Whether you are considering health insurance for your employees for the first time, or planning to renew, rates are an important factor in the decision-making process. Here’s a look at what industry experts are forecasting for Small Group health insurance rates in 2019.
Annual Premiums on the Rise
In the fourth quarter of last year, CBS MoneyWatch reported employees should expect to see more of the same when it comes to health insurance in 2019 – more cost sharing in the form of increased premiums and higher deductibles. The Kaiser Family Foundation said in its 2018 Health Benefits Survey that annual family premiums rose for the eighth straight year. Since 2008, average family premiums have jumped 55 percent. That’s twice as fast as employees’ earnings and three times the rate of inflation.
More than a quarter of employees with employer-sponsored coverage have a plan with a deductible of $2,000 or more, up from 22 percent in 2017 and 15 percent in 2013. For companies with fewer than 200 employees, 42 percent have a $2,000 (or higher) annual plan deductible.
California Rates Also Increasing
California’s public health insurance exchange, Covered California, announced in the run-up to the individual 2019 Affordable Care Act (ACA) enrollment period that rates for 2019 increased an average of 8.7 percent statewide. In most parts of Southern California, the increase is nine percent, although Monterey, San Benito, and Santa Cruz counties face the highest increases: 16 percent on average. That compares to a 12.5 average increase statewide in 2018 and greater increases in other parts of the country – both for 2018 and this year.
What Does This Mean for You?

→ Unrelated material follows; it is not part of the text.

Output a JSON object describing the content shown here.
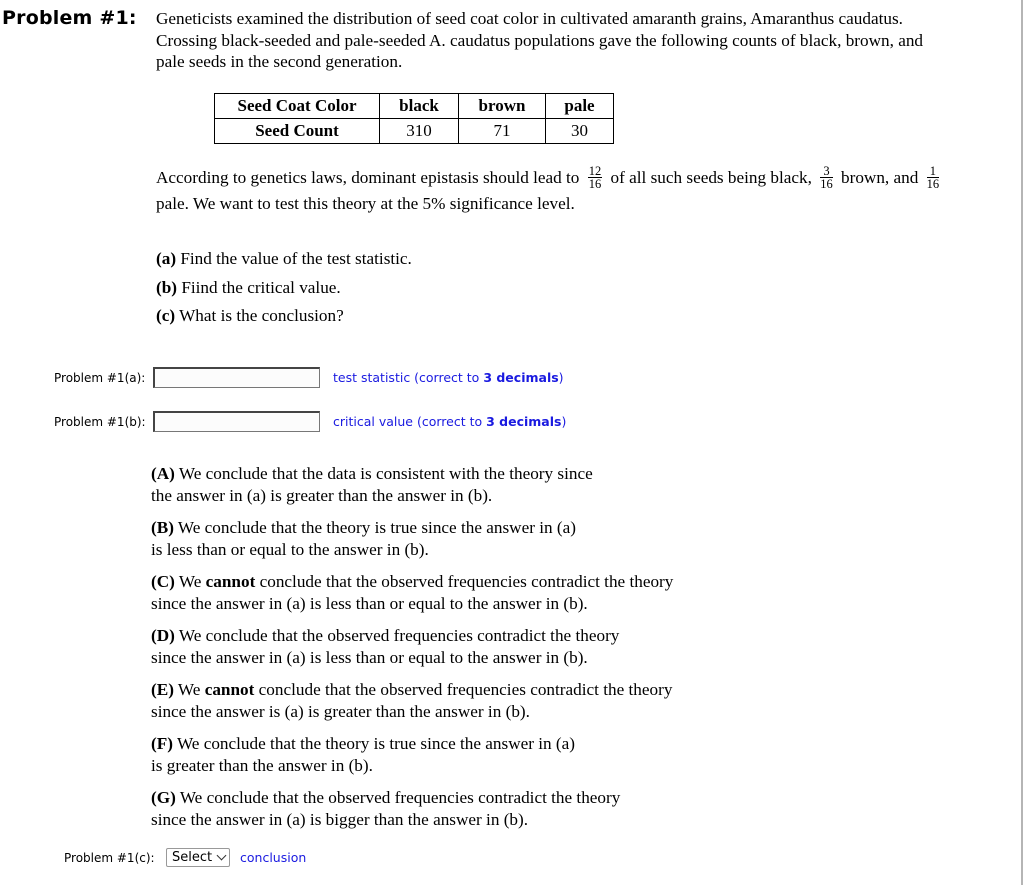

Your employees’ health insurance costs are influenced by a variety of factors:
- The number of employees at your business
- Whether dependent coverage is offered (and whether you pay for it or share the costs with your employees)
- Your plan design(s) – HMO, PPO, EPO, etc.
- Your selected ACA metal tier(s) – Bronze, Silver, Gold, or Platinum (or a combination)
- Employee and dependent ages
- Employees’ home ZIP Codes
The best way to control your costs is by choosing coverage that offers Defined Contribution, which allows you to choose the amount you want to contribute to your employees’ health insurance costs. You can select a Fixed Percentage (50% to 100%) of a specific plan and/or benefit, or you can choose a Fixed Dollar Amount for each employee. Each employee must receive the same amount.
From there, your employees apply your contribution to whichever health plan and benefits they prefer. If an employee selects a plan that costs more than your contribution, he or she simply pays the difference.
Other Money-Saving Tips
In the past, employers looking to reduce costs could raise employee deductibles or offer less-generous plans. However, for 2019, less than half are planning to make similar changes. In today’s talent marketplace, businesses need to offer competitive benefits packages in order to attract and keep their best employees.
As reported by the Society for Human Resources Management (SHRM), a Mercer study found more organizations are open to adopting new technology to manage medical expenses. One common strategy includes targeting specific health problems like diabetes with coaching and interactive glucose monitoring devices that transmit health data directly to a health care provider. Other strategies include tools to help employees match their health plan to their specific health needs, and using predictive analysis to identify opportunities to improve health plan performance.
A Health Savings Account (HSA) can also help employees with a High Deductible Health Plan. Funds in the HSA can go toward co-pays, co-insurance, and other out-of-pocket amounts. In 2019, the HSA limit is $3,500 for an individual and $7,000 for a family with a qualifying health plan (with a deductible of at least $1,350 for an individual or $2,700 for a family). There is no time limit on the use of HSA funds and they grow tax-free until withdrawn for eligible expenses, even if that’s during retirement.
More employers with fewer than 50 employees are now offering a Qualified Small Employer Health Reimbursement Arrangement (QSEHRA), which was created by Congress in 2016 as part of the 21st Century Cures Act. A QSEHRA allows employers to offer a monthly tax-free allowance to employees to purchase individual health insurance or use for qualified medical expenses. Go here to read an Accounting Today article concerning QSEHRAs.
Get Help from an Expert
As you navigate the complexities of your employees’ health insurance, it helps to speak with an expert. An employee benefits agent can provide critical information on how to manage your expenses. Click here to connect with an agent in your area.